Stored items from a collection

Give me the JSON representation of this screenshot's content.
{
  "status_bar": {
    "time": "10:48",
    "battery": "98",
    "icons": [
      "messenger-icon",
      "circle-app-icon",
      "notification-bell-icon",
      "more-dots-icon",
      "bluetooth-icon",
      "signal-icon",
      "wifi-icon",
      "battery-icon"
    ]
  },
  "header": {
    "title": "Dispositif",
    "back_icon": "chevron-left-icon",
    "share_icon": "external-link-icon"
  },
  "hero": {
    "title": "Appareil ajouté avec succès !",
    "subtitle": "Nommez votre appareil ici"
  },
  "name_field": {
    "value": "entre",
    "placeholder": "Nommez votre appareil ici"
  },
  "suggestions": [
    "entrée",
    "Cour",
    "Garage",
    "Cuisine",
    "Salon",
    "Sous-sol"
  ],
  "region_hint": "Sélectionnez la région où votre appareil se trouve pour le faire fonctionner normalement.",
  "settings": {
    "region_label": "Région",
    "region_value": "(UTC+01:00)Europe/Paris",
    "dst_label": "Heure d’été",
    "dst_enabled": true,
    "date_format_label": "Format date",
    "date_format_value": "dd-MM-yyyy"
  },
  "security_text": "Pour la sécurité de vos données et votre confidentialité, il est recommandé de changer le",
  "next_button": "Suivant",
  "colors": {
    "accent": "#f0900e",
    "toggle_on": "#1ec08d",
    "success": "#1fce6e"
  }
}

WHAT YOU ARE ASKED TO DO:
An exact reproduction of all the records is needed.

OUTPUT OF THE TASK:
Give me the JSON representation of this screenshot's content.
{
  "status_bar": {
    "time": "10:48",
    "battery": "98",
    "icons": [
      "messenger-icon",
      "circle-app-icon",
      "notification-bell-icon",
      "more-dots-icon",
      "bluetooth-icon",
      "signal-icon",
      "wifi-icon",
      "battery-icon"
    ]
  },
  "header": {
    "title": "Dispositif",
    "back_icon": "chevron-left-icon",
    "share_icon": "external-link-icon"
  },
  "hero": {
    "title": "Appareil ajouté avec succès !",
    "subtitle": "Nommez votre appareil ici"
  },
  "name_field": {
    "value": "entre",
    "placeholder": "Nommez votre appareil ici"
  },
  "suggestions": [
    "entrée",
    "Cour",
    "Garage",
    "Cuisine",
    "Salon",
    "Sous-sol"
  ],
  "region_hint": "Sélectionnez la région où votre appareil se trouve pour le faire fonctionner normalement.",
  "settings": {
    "region_label": "Région",
    "region_value": "(UTC+01:00)Europe/Paris",
    "dst_label": "Heure d’été",
    "dst_enabled": true,
    "date_format_label": "Format date",
    "date_format_value": "dd-MM-yyyy"
  },
  "security_text": "Pour la sécurité de vos données et votre confidentialité, il est recommandé de changer le",
  "next_button": "Suivant",
  "colors": {
    "accent": "#f0900e",
    "toggle_on": "#1ec08d",
    "success": "#1fce6e"
  }
}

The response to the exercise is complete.